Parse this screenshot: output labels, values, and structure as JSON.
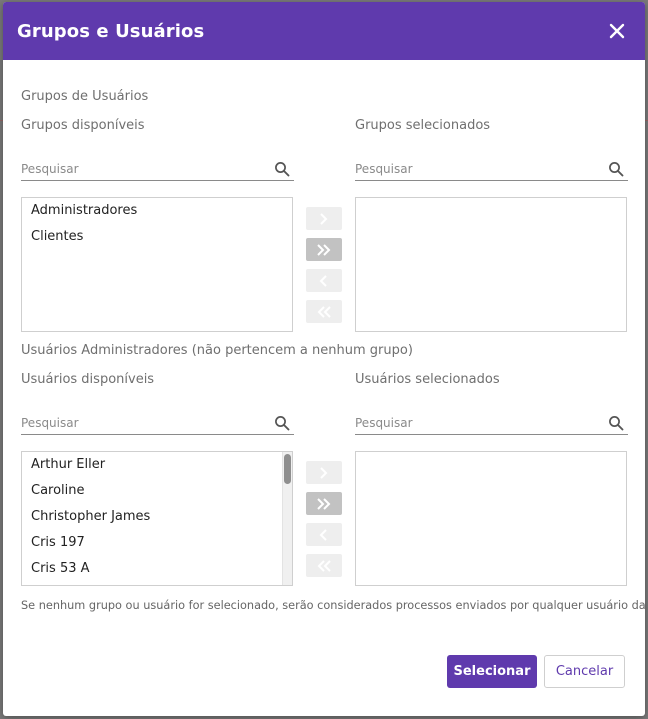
{
  "dialog": {
    "title": "Grupos e Usuários",
    "header_color": "#5f3aad"
  },
  "groups_section": {
    "title": "Grupos de Usuários",
    "available_label": "Grupos disponíveis",
    "selected_label": "Grupos selecionados",
    "available_search_placeholder": "Pesquisar",
    "selected_search_placeholder": "Pesquisar",
    "available_items": [
      "Administradores",
      "Clientes"
    ],
    "selected_items": []
  },
  "users_section": {
    "title": "Usuários Administradores (não pertencem a nenhum grupo)",
    "available_label": "Usuários disponíveis",
    "selected_label": "Usuários selecionados",
    "available_search_placeholder": "Pesquisar",
    "selected_search_placeholder": "Pesquisar",
    "available_items": [
      "Arthur Eller",
      "Caroline",
      "Christopher James",
      "Cris 197",
      "Cris 53 A"
    ],
    "selected_items": []
  },
  "transfer_icons": [
    "chevron-right-icon",
    "double-chevron-right-icon",
    "chevron-left-icon",
    "double-chevron-left-icon"
  ],
  "footnote": "Se nenhum grupo ou usuário for selecionado, serão considerados processos enviados por qualquer usuário da conta.",
  "actions": {
    "select_label": "Selecionar",
    "cancel_label": "Cancelar"
  }
}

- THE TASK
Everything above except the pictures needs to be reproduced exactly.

- ANSWER TO THE EXERCISE
Parse this screenshot: output labels, values, and structure as JSON.
{
  "dialog": {
    "title": "Grupos e Usuários",
    "header_color": "#5f3aad"
  },
  "groups_section": {
    "title": "Grupos de Usuários",
    "available_label": "Grupos disponíveis",
    "selected_label": "Grupos selecionados",
    "available_search_placeholder": "Pesquisar",
    "selected_search_placeholder": "Pesquisar",
    "available_items": [
      "Administradores",
      "Clientes"
    ],
    "selected_items": []
  },
  "users_section": {
    "title": "Usuários Administradores (não pertencem a nenhum grupo)",
    "available_label": "Usuários disponíveis",
    "selected_label": "Usuários selecionados",
    "available_search_placeholder": "Pesquisar",
    "selected_search_placeholder": "Pesquisar",
    "available_items": [
      "Arthur Eller",
      "Caroline",
      "Christopher James",
      "Cris 197",
      "Cris 53 A"
    ],
    "selected_items": []
  },
  "transfer_icons": [
    "chevron-right-icon",
    "double-chevron-right-icon",
    "chevron-left-icon",
    "double-chevron-left-icon"
  ],
  "footnote": "Se nenhum grupo ou usuário for selecionado, serão considerados processos enviados por qualquer usuário da conta.",
  "actions": {
    "select_label": "Selecionar",
    "cancel_label": "Cancelar"
  }
}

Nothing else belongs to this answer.